" The credo at the heart of COSMOS is to follow the evidence of where it leads, "he said The producers of the show said in their own separate statement to the Hollywood Reporter, "The manufacturers of COSMOS can not do less in this situation, and we commit ourselves to a thorough investigation of this matter and to act accordingly once it is finalized." [19659023AuthorandjournalistMcAfeesaidhehaddecidedtofollowthestoryin2017afterseeingTyson'snameinalistofcelebrity-accusedcelebritiesofsexualmisconductanddecidedtoinvestigatebecausehewas"abigfan"ofTysonhesaidremembers:"IthastobetackledinonewayoranotherifIcanexposeitisthatgreatIfnotthatmustbeoutthere
McAfee has authored several books on atheism, including Mom, Dad, I'm Atheist: The Guide to the Unbeliever ; Tyson has since made a series of public statements about his skepticism about religion, saying that the label that best describes him is agnostic.
The allegations come at a time when the scientific community and science are more widely speaking of sexual misconduct. Brian Richmond, curator of the American Museum of Natural History of Human Origin, resigned in 2016 after allegations of sexual harassment and harassment – which he denied – were made public. In 2017, a former anthropology professor conducted an anonymous survey on sexual harassment in the academic world and collected more than 1,000 responses. And in a survey of students at the University of Oregon in 2016, 38 percent of students and 23 percent of male students said they had been sexually molested by faculty or staff.
McAfee published his coverage of the allegations against Tyson on Patheos for having a blog there and no relationship with another store that could publish the story, he said. His blog, which deals with science, skepticism and faith, is called No Sacred Cows.
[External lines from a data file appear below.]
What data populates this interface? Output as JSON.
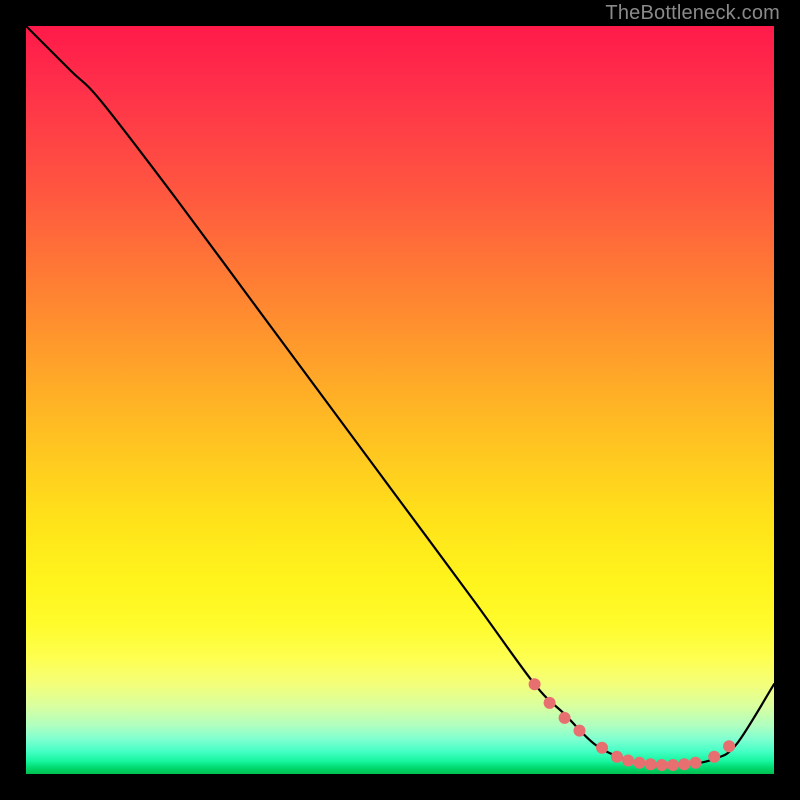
{
  "watermark": "TheBottleneck.com",
  "chart_data": {
    "type": "line",
    "title": "",
    "xlabel": "",
    "ylabel": "",
    "xlim": [
      0,
      100
    ],
    "ylim": [
      0,
      100
    ],
    "grid": false,
    "series": [
      {
        "name": "bottleneck-curve",
        "x": [
          0,
          6,
          10,
          20,
          30,
          40,
          50,
          60,
          68,
          72,
          76,
          80,
          84,
          88,
          92,
          95,
          100
        ],
        "y": [
          100,
          94,
          90,
          77,
          63.5,
          50,
          36.5,
          23,
          12,
          8,
          4,
          2,
          1.2,
          1.2,
          2,
          4,
          12
        ]
      }
    ],
    "highlight_points": {
      "name": "highlight-dots",
      "x": [
        68,
        70,
        72,
        74,
        77,
        79,
        80.5,
        82,
        83.5,
        85,
        86.5,
        88,
        89.5,
        92,
        94
      ],
      "y": [
        12,
        9.5,
        7.5,
        5.8,
        3.5,
        2.3,
        1.8,
        1.5,
        1.3,
        1.2,
        1.2,
        1.3,
        1.5,
        2.3,
        3.7
      ]
    },
    "background_gradient": {
      "top": "#ff1a4a",
      "mid": "#ffe21a",
      "bottom": "#00c050"
    }
  }
}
"It's ironic that I ended up one of my greatest idols," he told Vox.